In addition, several obstacles have been removed; Israel agreed to boost water supplies to Jordan, and the World Bank’s decision to abolish the Red Sea-Dead Sea program has extracted a thorny issue between the sides. Tensions however very much remain. Israeli actions in eastern Jerusalem and settlement construction in Judea and Samaria receive ongoing Jordanian condemnations, just as they always have. King Abdullah is aware that the new Israeli government cannot maneuver significantly regarding the Palestinians. He recently said that the government was not ideal, but his discourse with its leaders gives him optimism.
Moreover, the relatively tranquil period gives the king the ability to advance relations with Israel — with minimal public wrath. This stands in stark contrast to previous times when protests led the king to take policy decision to upset relations as a tool to calm unrest.
The above leads to the conclusion that the glass ceiling of Israeli-Jordanian relations remain in place, although after years of being stuck, there is now a way to boost diplomatic, civil, and economic relations — albeit below that ceiling.
For Israel, improved relations serve the national interest. The peace treaty with Jordan is a core strategic asset, facilitating security arrangements along Israel’s eastern border, repelling threats from the east, and supporting regional stability. Jordan’s influence on the region is positive. Thus, even if the peace between the two nations is a cold one, especially due to anti-Israeli sentiment among the Jordanian public, the relationship forms another part of the regional puzzle that, when combined with the Abraham Accords, enables multilateral regional cooperation that includes Israel on a range of essential civilian matters.

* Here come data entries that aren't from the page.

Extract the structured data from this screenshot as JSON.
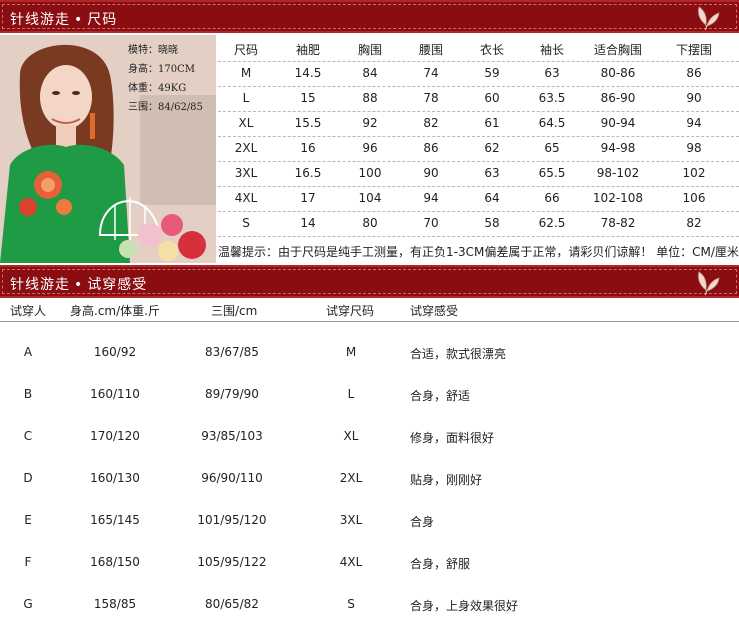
{
  "banner1": {
    "title": "针线游走",
    "dot": "•",
    "subtitle": "尺码"
  },
  "banner2": {
    "title": "针线游走",
    "dot": "•",
    "subtitle": "试穿感受"
  },
  "model": {
    "lines": [
      "模特：晓晓",
      "身高：170CM",
      "体重：49KG",
      "三围：84/62/85"
    ]
  },
  "size_table": {
    "headers": [
      "尺码",
      "袖肥",
      "胸围",
      "腰围",
      "衣长",
      "袖长",
      "适合胸围",
      "下摆围"
    ],
    "rows": [
      [
        "M",
        "14.5",
        "84",
        "74",
        "59",
        "63",
        "80-86",
        "86"
      ],
      [
        "L",
        "15",
        "88",
        "78",
        "60",
        "63.5",
        "86-90",
        "90"
      ],
      [
        "XL",
        "15.5",
        "92",
        "82",
        "61",
        "64.5",
        "90-94",
        "94"
      ],
      [
        "2XL",
        "16",
        "96",
        "86",
        "62",
        "65",
        "94-98",
        "98"
      ],
      [
        "3XL",
        "16.5",
        "100",
        "90",
        "63",
        "65.5",
        "98-102",
        "102"
      ],
      [
        "4XL",
        "17",
        "104",
        "94",
        "64",
        "66",
        "102-108",
        "106"
      ],
      [
        "S",
        "14",
        "80",
        "70",
        "58",
        "62.5",
        "78-82",
        "82"
      ]
    ],
    "tip": "温馨提示：由于尺码是纯手工测量，有正负1-3CM偏差属于正常，请彩贝们谅解！ 单位：CM/厘米"
  },
  "try_table": {
    "headers": [
      "试穿人",
      "身高.cm/体重.斤",
      "三围/cm",
      "试穿尺码",
      "试穿感受"
    ],
    "rows": [
      [
        "A",
        "160/92",
        "83/67/85",
        "M",
        "合适，款式很漂亮"
      ],
      [
        "B",
        "160/110",
        "89/79/90",
        "L",
        "合身，舒适"
      ],
      [
        "C",
        "170/120",
        "93/85/103",
        "XL",
        "修身，面料很好"
      ],
      [
        "D",
        "160/130",
        "96/90/110",
        "2XL",
        "贴身，刚刚好"
      ],
      [
        "E",
        "165/145",
        "101/95/120",
        "3XL",
        "合身"
      ],
      [
        "F",
        "168/150",
        "105/95/122",
        "4XL",
        "合身，舒服"
      ],
      [
        "G",
        "158/85",
        "80/65/82",
        "S",
        "合身，上身效果很好"
      ]
    ]
  },
  "colors": {
    "banner": "#8a0d12",
    "banner_border": "#b3262a",
    "dress": "#1f9a45"
  },
  "icons": [
    "leaf-ornament-icon"
  ]
}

The bottom line is that the Biden administration should view Jordan as a key component of its regional stability architecture, along with Egypt and the Gulf states. It would be a waste not to utilize King Abdullah’s window of opportunity to step forward with his vast experience and skills of being an innovator, a recruiter, and a connector who can energize regional processes.
Tomer Barak (IDF, Ret.) is a publishing Expert at The MirYam Institute. He concluded his military career in 2021 after 21 years of service in the Israeli Military Intelligence and in the Strategic Planning Division.
The MirYam Institute is the leading international forum for Israel focused discussion, dialogue, and debate, focused on campus presentations, engagement with international legislators, and gold-standard trips to the State of Israel. Follow their work at www.MirYamInstitute.org.